[Opening Stored data section]
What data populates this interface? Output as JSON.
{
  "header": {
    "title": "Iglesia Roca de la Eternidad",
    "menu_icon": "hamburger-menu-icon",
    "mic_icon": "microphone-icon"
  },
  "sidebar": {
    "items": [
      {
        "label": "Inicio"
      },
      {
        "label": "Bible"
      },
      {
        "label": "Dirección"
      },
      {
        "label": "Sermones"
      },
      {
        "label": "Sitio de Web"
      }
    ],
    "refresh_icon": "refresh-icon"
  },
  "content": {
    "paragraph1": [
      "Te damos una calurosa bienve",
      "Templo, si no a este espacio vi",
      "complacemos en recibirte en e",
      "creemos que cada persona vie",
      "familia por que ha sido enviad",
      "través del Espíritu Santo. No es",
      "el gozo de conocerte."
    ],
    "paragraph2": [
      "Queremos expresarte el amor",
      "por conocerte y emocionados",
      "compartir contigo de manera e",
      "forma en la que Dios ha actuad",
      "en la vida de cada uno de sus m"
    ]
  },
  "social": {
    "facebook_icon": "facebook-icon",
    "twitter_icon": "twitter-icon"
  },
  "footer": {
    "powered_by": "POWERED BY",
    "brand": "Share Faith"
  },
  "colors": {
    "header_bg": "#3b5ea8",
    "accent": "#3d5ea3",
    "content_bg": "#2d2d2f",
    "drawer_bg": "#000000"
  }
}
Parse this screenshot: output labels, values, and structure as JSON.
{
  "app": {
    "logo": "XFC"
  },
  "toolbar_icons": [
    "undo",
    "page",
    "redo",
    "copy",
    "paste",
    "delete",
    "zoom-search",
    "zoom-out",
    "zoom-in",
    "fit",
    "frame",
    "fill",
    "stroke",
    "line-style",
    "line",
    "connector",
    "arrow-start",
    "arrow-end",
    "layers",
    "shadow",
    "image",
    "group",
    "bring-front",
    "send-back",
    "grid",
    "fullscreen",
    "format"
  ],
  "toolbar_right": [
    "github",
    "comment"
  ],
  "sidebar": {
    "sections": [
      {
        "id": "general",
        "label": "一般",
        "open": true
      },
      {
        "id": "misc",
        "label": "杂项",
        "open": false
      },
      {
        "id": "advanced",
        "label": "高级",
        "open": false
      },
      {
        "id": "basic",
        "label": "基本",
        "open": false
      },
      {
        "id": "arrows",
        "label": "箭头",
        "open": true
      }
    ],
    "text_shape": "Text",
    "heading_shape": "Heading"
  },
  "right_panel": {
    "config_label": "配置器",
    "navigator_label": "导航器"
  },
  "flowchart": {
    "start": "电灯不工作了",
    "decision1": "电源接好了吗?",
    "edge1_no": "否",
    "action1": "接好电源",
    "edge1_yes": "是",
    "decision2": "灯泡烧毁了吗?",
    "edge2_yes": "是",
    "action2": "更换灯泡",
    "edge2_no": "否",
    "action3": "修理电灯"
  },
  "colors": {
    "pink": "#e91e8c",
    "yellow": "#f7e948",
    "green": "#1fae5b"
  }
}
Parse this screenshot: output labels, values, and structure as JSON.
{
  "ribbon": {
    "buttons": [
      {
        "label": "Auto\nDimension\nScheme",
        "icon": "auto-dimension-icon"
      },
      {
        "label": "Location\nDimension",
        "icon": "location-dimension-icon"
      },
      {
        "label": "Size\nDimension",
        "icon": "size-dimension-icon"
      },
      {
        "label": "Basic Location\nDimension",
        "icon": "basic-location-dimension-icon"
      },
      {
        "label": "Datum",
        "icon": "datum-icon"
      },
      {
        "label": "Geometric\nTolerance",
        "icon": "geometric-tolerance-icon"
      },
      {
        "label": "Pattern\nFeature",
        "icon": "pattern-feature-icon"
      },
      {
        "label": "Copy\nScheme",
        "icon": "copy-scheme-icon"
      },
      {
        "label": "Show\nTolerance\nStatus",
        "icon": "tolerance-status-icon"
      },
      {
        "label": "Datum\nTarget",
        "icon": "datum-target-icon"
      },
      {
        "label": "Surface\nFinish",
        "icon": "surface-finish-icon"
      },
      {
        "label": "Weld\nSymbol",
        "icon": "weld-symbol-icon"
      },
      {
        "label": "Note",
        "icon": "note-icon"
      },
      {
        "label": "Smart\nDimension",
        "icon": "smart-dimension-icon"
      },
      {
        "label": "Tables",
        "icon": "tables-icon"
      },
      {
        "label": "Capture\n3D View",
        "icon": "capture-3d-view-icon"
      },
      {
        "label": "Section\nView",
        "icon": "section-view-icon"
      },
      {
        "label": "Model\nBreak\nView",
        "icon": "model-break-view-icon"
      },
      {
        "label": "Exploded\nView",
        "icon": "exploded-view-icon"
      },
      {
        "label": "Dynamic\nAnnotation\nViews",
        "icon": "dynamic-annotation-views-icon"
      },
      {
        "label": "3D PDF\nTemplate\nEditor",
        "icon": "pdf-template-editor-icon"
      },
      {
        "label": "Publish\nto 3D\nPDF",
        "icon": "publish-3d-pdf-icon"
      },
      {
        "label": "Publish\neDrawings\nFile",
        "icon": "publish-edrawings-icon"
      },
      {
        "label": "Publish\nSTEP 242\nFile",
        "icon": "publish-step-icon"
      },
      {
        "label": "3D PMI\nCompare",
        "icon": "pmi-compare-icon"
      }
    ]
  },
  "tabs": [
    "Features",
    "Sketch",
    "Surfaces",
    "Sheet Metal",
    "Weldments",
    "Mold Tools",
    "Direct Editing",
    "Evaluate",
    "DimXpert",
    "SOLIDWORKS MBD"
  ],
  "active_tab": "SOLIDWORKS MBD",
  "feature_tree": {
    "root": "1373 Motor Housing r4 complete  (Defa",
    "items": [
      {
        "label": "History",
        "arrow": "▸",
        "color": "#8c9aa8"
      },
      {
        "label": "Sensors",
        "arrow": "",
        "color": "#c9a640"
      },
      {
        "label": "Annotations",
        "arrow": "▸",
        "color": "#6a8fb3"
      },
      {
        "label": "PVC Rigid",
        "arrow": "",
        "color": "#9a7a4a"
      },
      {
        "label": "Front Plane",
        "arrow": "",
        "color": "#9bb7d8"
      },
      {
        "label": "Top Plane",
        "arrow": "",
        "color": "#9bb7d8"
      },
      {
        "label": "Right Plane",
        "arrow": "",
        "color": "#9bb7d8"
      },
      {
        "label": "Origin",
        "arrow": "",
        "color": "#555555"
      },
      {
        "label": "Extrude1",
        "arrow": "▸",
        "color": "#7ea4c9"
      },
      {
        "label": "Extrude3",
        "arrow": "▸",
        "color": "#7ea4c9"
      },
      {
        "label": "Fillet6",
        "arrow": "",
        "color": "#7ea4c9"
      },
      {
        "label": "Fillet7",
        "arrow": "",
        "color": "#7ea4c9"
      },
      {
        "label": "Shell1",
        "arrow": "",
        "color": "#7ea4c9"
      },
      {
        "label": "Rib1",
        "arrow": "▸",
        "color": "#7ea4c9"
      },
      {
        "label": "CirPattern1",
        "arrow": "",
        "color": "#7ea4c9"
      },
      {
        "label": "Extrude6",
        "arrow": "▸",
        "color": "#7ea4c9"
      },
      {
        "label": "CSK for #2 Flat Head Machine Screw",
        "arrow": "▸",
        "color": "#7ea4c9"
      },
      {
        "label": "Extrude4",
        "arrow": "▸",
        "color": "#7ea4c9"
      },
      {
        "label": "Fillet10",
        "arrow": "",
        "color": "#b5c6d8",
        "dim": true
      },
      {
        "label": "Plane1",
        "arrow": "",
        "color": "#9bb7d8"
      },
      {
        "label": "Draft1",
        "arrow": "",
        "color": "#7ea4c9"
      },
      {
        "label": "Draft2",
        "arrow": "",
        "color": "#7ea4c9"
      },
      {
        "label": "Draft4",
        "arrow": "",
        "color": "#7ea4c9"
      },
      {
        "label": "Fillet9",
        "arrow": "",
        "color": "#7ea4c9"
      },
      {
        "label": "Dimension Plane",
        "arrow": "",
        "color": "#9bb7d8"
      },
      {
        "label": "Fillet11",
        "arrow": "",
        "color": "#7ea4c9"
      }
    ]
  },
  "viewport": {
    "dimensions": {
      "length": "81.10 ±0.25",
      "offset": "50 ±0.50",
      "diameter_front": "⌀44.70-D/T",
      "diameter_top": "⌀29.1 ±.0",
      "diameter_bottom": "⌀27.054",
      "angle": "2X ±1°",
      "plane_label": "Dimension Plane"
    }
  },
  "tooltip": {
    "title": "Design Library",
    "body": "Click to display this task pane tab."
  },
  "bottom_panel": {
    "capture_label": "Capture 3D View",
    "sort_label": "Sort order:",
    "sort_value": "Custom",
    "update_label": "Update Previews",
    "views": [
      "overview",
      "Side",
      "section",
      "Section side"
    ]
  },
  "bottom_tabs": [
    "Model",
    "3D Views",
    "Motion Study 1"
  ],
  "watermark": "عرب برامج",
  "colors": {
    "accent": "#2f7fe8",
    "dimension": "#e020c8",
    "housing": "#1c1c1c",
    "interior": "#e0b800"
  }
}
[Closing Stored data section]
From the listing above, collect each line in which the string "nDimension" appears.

        "label": "Auto\nDimension\nScheme",
        "label": "Location\nDimension",
        "label": "Size\nDimension",
        "label": "Basic Location\nDimension",
        "label": "Smart\nDimension",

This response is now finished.